Women's Suffrage and the Ligues
This article addresses the fascist leagues' policies and philosophies regarding the political role of women, particularly the question of female suffrage. Unlike the parliamentary Right, which did not attempt to mobilize women until 1935, the fascist leagues envisioned women as key political players as early as 1924. Often invoking female work and sacrifice during the war, as well as women's supposedly superior moral aptitude, the leagues presented themselves as the forces that truly respected women's potential and importance in the state. To the leagues the domestic identities and concerns of women were not only compatible with fascist notions of politics, but rendered women potentially better fascists and citizens. Leaders of the organizations expected women to be wives and mothers, producing more children for France, while at the same time the leagues advocated that women engage in national politics and world affairs.
contemporary context. 300 can certainly be seen as a political allegory that embodies tensions resulting from the Iraq War and conceptions of Iran as a node of the “axis of evil.” This article will instead discuss the film's incipient fascism, a broad threat
Populism as the Ideological Embodiment of the Democratic Paradox
Anthony Lawrence Borja
, consists of a movement from the primary object that populist ideology is engaged with (i.e. the democratic paradox) towards an elaboration of the engagement (i.e. decontestation) and its distinction from authoritarianism (i.e. the case of Italian fascism
Mirko M. Hall
questions: Are they Nazis or not? Is this (valuable) art or not? This article seeks to investigate some of the National Socialist references within Death in June’s oeuvre to problematize attempts to unequivocally characterize neofolk as “hipster-fascism.” 6
Gustave Hervé and the Great War
Michael B. Loughlin
socialism sympathetic to fascism involved the perpetual rivalries within the French Left. But neither leftist divisions nor the transformation of Hervé can be separated from an anachronistic revolutionary tradition, which was ever more at odds with French
After the commons—commoning!
is, in rhetoric at least, about use values for the deserving, and about the making of community and commonality within a world where deserving people—Morgen and Erickson’s “hardworking people”—are threatened with dispossession. European fascism and

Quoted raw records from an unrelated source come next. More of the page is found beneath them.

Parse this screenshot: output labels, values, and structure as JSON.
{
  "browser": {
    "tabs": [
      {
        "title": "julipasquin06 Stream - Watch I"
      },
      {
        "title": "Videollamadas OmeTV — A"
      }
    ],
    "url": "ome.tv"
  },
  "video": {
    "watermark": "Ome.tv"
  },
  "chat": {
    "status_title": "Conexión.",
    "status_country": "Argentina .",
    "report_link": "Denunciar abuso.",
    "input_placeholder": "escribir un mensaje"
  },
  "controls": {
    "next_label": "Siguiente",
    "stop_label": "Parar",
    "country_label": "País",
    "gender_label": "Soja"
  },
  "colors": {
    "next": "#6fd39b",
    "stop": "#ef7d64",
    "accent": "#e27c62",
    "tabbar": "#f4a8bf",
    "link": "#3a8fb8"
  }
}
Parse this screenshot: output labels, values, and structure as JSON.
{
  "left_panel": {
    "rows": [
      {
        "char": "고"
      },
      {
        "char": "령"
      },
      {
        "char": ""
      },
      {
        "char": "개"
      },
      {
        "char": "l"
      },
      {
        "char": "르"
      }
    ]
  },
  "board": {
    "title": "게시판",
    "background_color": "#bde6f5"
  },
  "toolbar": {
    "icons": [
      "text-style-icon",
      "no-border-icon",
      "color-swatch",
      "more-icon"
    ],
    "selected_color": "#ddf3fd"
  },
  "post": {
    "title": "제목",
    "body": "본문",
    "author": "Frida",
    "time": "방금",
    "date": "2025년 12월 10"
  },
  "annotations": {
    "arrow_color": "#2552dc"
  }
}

Beginning in the 1980s, several historians began to challenge the view that fascism was a marginal phenomenon in interwar France, a view dubbed "the immunity thesis" by one of its critics. Surveying a range of works on far-Right intellectuals and movements during the 1920s and 1930s, this article suggests that "the immunity thesis" has been increasingly challenged by a variety of historians since the mid-1990s. However, a consensus on the issue has not emerged, as a number of historians stress the need to differentiate between fascism and other forms of right-wing nationalism in the French context. At the same time, there are signs that scholars are beginning to move beyond questions of categorization and address other themes relating to the inter-war Right. These new agendas have the potential to broaden our understanding of the late Third Republic in general.
William D. Irvine
Scholars of Third Republic France have long assumed that the political spectrum was divided into a readily identifiable Right and Left, adhering to mutually exclusive positions. But this comfortable political taxonomy could, at times, to violence to political reality. The Right could at some periods in the history of the Third Republic be aggressively nationalistic; at other times it could be positively irenic. The Left was often pacifist, but not always and there were moments when it, or some fraction of it, could be quite bellicose. Neither anti-Semitism nor racism in general were the exclusive province of the Right. On critical issues, the Left could be more refractory to women's rights than was the Right. French fascism claimed to be neither right nor left and at least some French fascist movements could list as many former members of the Left among its leaders as former members of the Right.